Actually it is not quite mechanically done, but it is finished enough  for unpowered test rides.  

To attach the top plates to the frame, I had to drill and tap a bunch of holes in the parallel vertical plates.  They were lined up for drilling by the holes on their bottom sides, because there were no other common reference points between all them due to their unusual shapes.

Apparently I did an okay job measuring, because the two top plates lined up well with each other as well as their screw holes:

The assembled frame:

For brakes, I used a pair of calipers and disks designed for cheap electric scooters.  They are pretty poor quality, but are way cheaper than similarly sized options like mountain bike disk brakes.

I was planning to cut off the corners of the bearing blocks.  Fortunately I did not, because I ended up bolting the brake caliper through that corner.

The wheel hubs were not quite wide enough to mount the brake disks to, so I had to make a pair of adapter plates.  The disk is held with the hex bolts rather than socket cap bolts for clearance.

Let's put a wheel on that hub:

I made a pair of foot pegs for your feet to rest on while riding.  I could not find any solid aluminum rods of proper length, so I made the pegs in two parts.  Most of the length is made from 3/4" O.D. 1/2" I.D. tubing, but the ends are 3/4" rods pressed into the tubing and tapped for 1/2" 13 threads. 

The original solid axle was replaced with a 1/2' threaded rod.

Because I used flangeless bearings in the bearing block, the only thing to stop them from shifting axially is their press fits.  To support axial loads caused by turning the trike, I added bronze thrust washers between the shaft collars that retain the axle and the sides of the bearing blocks.  This way, all the load is taken by the shaft collar and the aluminum frame, rather than the bearings.

The last missing mechanical piece was a place to sit.  To make a seat, I tore down an old bicycle seat.  I cut the nose off, and welded its metal understructure to the tricycle's curved steel frame:

I chose the particular bicycle seat I used because of it's unusually shaped plastic support structure.  The plastic frame curves upwards at its back, providing some support to prevent the rider from simply sliding backwards off the trike when accelerating.  I plan on covering the frame with carbon fiber or fiber glass composite  to give it some real structure.

I wired up the brakes to a double pull mountain bike lever.

The hub gear was a lot of trouble to connect to its shifter, because the trike's frame mostly covers up the  part the shifting cale attaches to.

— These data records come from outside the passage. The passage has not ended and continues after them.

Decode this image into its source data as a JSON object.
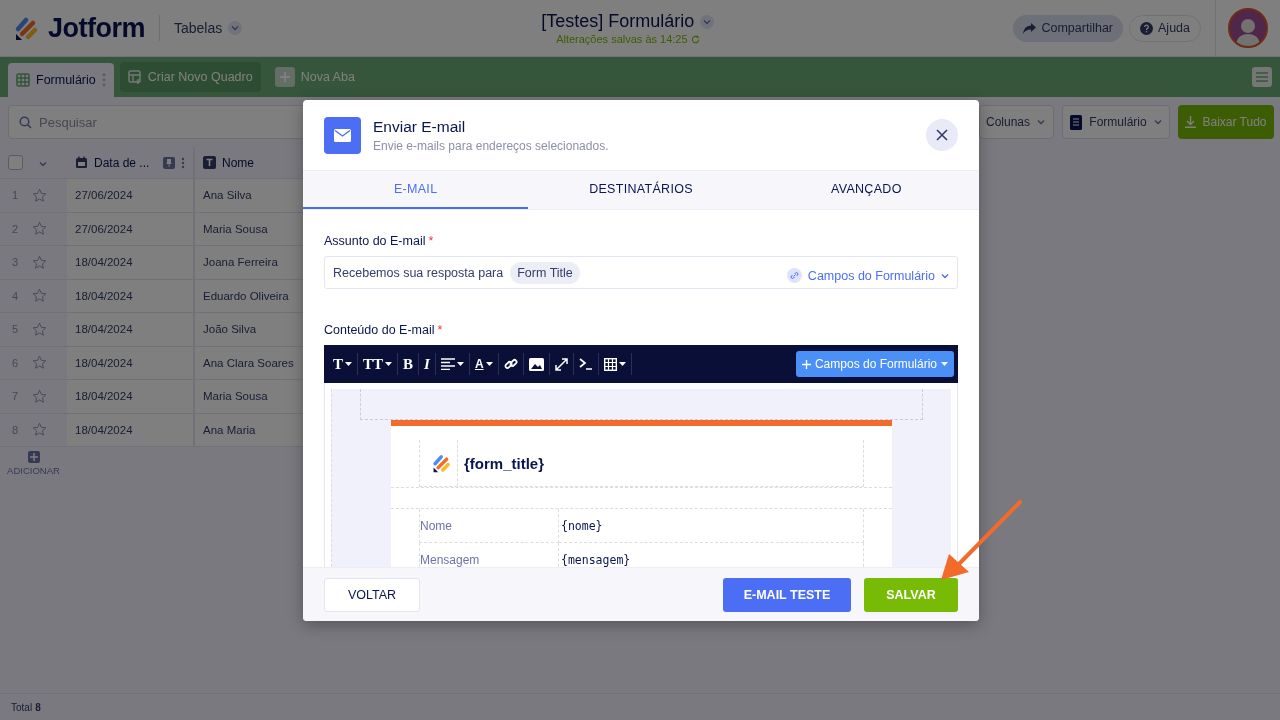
{
  "header": {
    "brand": "Jotform",
    "menu": "Tabelas",
    "title": "[Testes] Formulário",
    "saved_status": "Alterações salvas às 14:25",
    "share_button": "Compartilhar",
    "help_button": "Ajuda"
  },
  "tabs": [
    {
      "label": "Formulário",
      "selected": true,
      "kind": "table"
    },
    {
      "label": "Criar Novo Quadro",
      "selected": false,
      "kind": "board"
    },
    {
      "label": "Nova Aba",
      "selected": false,
      "kind": "add"
    }
  ],
  "toolbar": {
    "search": {
      "placeholder": "Pesquisar"
    },
    "columns_button": "Colunas",
    "form_button": "Formulário",
    "download_button": "Baixar Tudo"
  },
  "table": {
    "select_all": {
      "checked": false
    },
    "columns": [
      {
        "label": "Data de ...",
        "kind": "date"
      },
      {
        "label": "Nome",
        "kind": "text"
      }
    ],
    "rows": [
      {
        "number": "1",
        "starred": false,
        "cells": [
          "27/06/2024",
          "Ana Silva"
        ]
      },
      {
        "number": "2",
        "starred": false,
        "cells": [
          "27/06/2024",
          "Maria Sousa"
        ]
      },
      {
        "number": "3",
        "starred": false,
        "cells": [
          "18/04/2024",
          "Joana Ferreira"
        ]
      },
      {
        "number": "4",
        "starred": false,
        "cells": [
          "18/04/2024",
          "Eduardo Oliveira"
        ]
      },
      {
        "number": "5",
        "starred": false,
        "cells": [
          "18/04/2024",
          "João Silva"
        ]
      },
      {
        "number": "6",
        "starred": false,
        "cells": [
          "18/04/2024",
          "Ana Clara Soares"
        ]
      },
      {
        "number": "7",
        "starred": false,
        "cells": [
          "18/04/2024",
          "Maria Sousa"
        ]
      },
      {
        "number": "8",
        "starred": false,
        "cells": [
          "18/04/2024",
          "Ana Maria"
        ]
      }
    ],
    "add_button": "ADICIONAR"
  },
  "status_bar": {
    "total_label": "Total",
    "total_count": "8"
  },
  "dialog": {
    "title": "Enviar E-mail",
    "subtitle": "Envie e-mails para endereços selecionados.",
    "tabs": [
      {
        "label": "E-MAIL",
        "selected": true
      },
      {
        "label": "DESTINATÁRIOS",
        "selected": false
      },
      {
        "label": "AVANÇADO",
        "selected": false
      }
    ],
    "subject": {
      "label": "Assunto do E-mail",
      "required_mark": "*",
      "text": "Recebemos sua resposta para",
      "tag": "Form Title",
      "fields_menu": "Campos do Formulário"
    },
    "content": {
      "label": "Conteúdo do E-mail",
      "required_mark": "*",
      "editor_tools": [
        {
          "kind": "font",
          "label": "T"
        },
        {
          "kind": "size",
          "label": "TT"
        },
        {
          "kind": "bold",
          "label": "B"
        },
        {
          "kind": "italic",
          "label": "I"
        },
        {
          "kind": "align"
        },
        {
          "kind": "color",
          "label": "A"
        },
        {
          "kind": "link"
        },
        {
          "kind": "image"
        },
        {
          "kind": "expand"
        },
        {
          "kind": "code"
        },
        {
          "kind": "table"
        }
      ],
      "insert_button": "Campos do Formulário",
      "preview": {
        "title": "{form_title}",
        "rows": [
          {
            "label": "Nome",
            "value": "{nome}"
          },
          {
            "label": "Mensagem",
            "value": "{mensagem}"
          }
        ]
      }
    },
    "buttons": {
      "back": "VOLTAR",
      "test": "E-MAIL TESTE",
      "save": "SALVAR"
    }
  }
}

I have done some unpowered testing, both by having someone push me around, and by riding it in "scooter mode", where I stand on the aluminum top plate, and push myself around with the other foot.  The tilting definitely takes some getting used to, as does having your feet planted next to the front wheel, and therefore turning with the wheel.  The combination of short wheelbase and tilting gives it a tiny turning radius.  

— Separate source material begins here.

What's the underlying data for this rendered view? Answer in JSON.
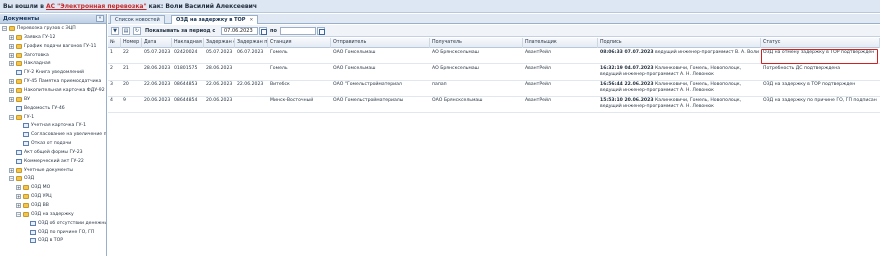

Now I just have to do all the electrical things; build a battery pack (or two), wire everything, get a throttle, and time the hall sensors around the motor.  I still have not decided what type of throttle to use.  Since the right side of the handlebars already has two triggers on it for shifting, I may use a left handed thumb throttle, meaning I probably need to make my own.